A Web developer's life has never been easy. Browser market fragmentation, poor standards compliance, and the sheer number of web programming languages and tools all add up to challenges when trying to satisfy user demands and keeping up with ever changing web technologies and trends. And with what appears to be a second browser war underway, the situation is probably not going to get better any time soon. As if this isn't, the advent of cellular broadband access brought to the collection of browsers that you have to test against a handful of new ones, sometimes with limited functionality and non-standard screen resolution. In short, these days you can no longer afford to test your site with just your favorite browser.
Figure 1 shows a typical Selenium test system in which the Selenium client library communicates with the Selenium server via TCP/IP.
Now that you have some understanding of what Selenium is and how it works, it is time to write some code. The following Selenium RC example makes a simple Internet search with Google. It is implemented in Java (as all the rest of the examples in this article):
Selenium selenium = new DefaultSelenium("localhost", 4444, "*iexplore", "http://www.google.com"); selenium.start(); selenium.open("/"); selenium.type("q", "42"); selenium.click("btnG"); // Do some stuff selenium.stop();

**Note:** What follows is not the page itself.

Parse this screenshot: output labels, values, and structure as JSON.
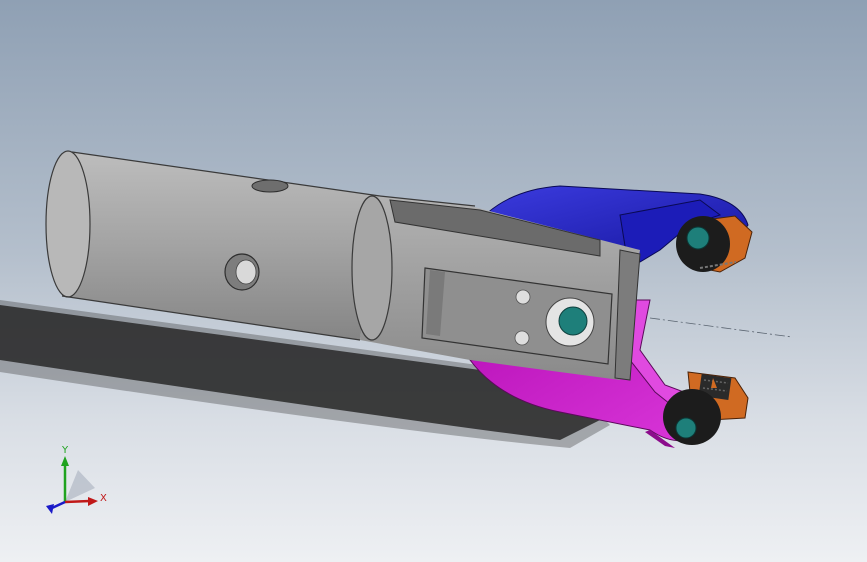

The code is rather self-explanatory, so I will only describe the important arguments of each command. This example assumes that both the client and the server (Selenium server, not the web server) run on the same machine, i.e. localhost and the server is configured to listen on the port number 4444. The *iexplore parameter tells Selenium to use a certain Internet Explorer profile (more on this later). Commands type and click accept HTML element name or id as their first argument, which you, as a web site developer of your own site under test, should know.
The "BrowserString" parameter (*iexplore) is very important and unfortunately poorly documented. If you only have to test with Firefox and Internet Explorer you can simply use *firefox and *iexplore respectively and forget about this. However, if you need to test with additional browsers, read on.
Same Origin Policy
At this point you may think that this the mode you should use for you tests, but unfortunately during the Selenium development people discovered that some important functionality is very hard to implement in this mode and gradually most developers switch to the so called "native" mode, even though it requires a separate implementation for every browser. As a result, the PI mode is poorly maintained and quite buggy. For instance, during my experiments I was surprised to discover that the PI mode does not handles correctly encoding other than Unicode!
If you decide to try the PI mode anyway you may think that the way to enable it would be to use the Proxy Injection mode profiles *pifirefox and To summarize: As a rule of thumb remember that you should try to avoid using the Proxy Injection mode and use *firefox and *iexplore modes instead. However, if you have to test with less popular browser for which there is no good native mode implementation and the same origin policy is an issue. Be prepared that some of Selenium functions will simply not work.
To summarize: As a rule of thumb remember that you should try to avoid using the Proxy Injection mode and use *firefox and *iexplore modes instead. However, if you have to test with less popular browser for which there is no good native mode implementation and the same origin policy is an issue. Be prepared that some of Selenium functions will simply not work.